* [Task details]:
Return all of the entries word for word, but omit the pictures they contain.

* [Records provided]:
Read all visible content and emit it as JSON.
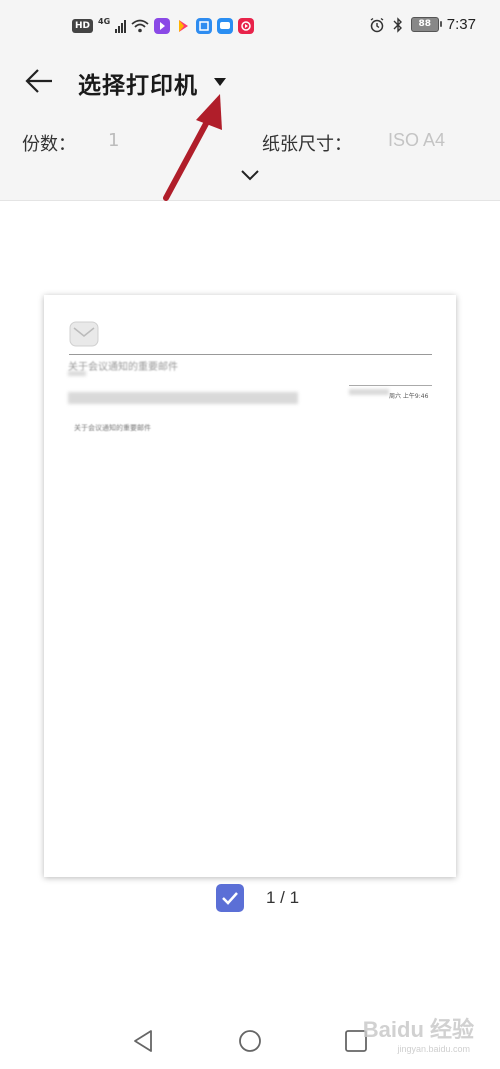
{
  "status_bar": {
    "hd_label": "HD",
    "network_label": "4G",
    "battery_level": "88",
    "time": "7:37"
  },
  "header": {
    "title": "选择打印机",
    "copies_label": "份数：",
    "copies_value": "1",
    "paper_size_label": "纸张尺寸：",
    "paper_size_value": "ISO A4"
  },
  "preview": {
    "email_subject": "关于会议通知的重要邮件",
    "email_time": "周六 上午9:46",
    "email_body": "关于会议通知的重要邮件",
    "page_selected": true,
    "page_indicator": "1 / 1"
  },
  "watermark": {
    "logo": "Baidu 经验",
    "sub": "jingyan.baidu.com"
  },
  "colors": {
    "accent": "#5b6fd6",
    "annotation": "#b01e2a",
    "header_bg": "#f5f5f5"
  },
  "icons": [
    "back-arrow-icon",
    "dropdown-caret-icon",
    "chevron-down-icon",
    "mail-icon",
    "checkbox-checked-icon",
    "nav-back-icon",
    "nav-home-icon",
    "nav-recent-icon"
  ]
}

* [Exercise result]:
Read all visible content and emit it as JSON.
{
  "status_bar": {
    "hd_label": "HD",
    "network_label": "4G",
    "battery_level": "88",
    "time": "7:37"
  },
  "header": {
    "title": "选择打印机",
    "copies_label": "份数：",
    "copies_value": "1",
    "paper_size_label": "纸张尺寸：",
    "paper_size_value": "ISO A4"
  },
  "preview": {
    "email_subject": "关于会议通知的重要邮件",
    "email_time": "周六 上午9:46",
    "email_body": "关于会议通知的重要邮件",
    "page_selected": true,
    "page_indicator": "1 / 1"
  },
  "watermark": {
    "logo": "Baidu 经验",
    "sub": "jingyan.baidu.com"
  },
  "colors": {
    "accent": "#5b6fd6",
    "annotation": "#b01e2a",
    "header_bg": "#f5f5f5"
  },
  "icons": [
    "back-arrow-icon",
    "dropdown-caret-icon",
    "chevron-down-icon",
    "mail-icon",
    "checkbox-checked-icon",
    "nav-back-icon",
    "nav-home-icon",
    "nav-recent-icon"
  ]
}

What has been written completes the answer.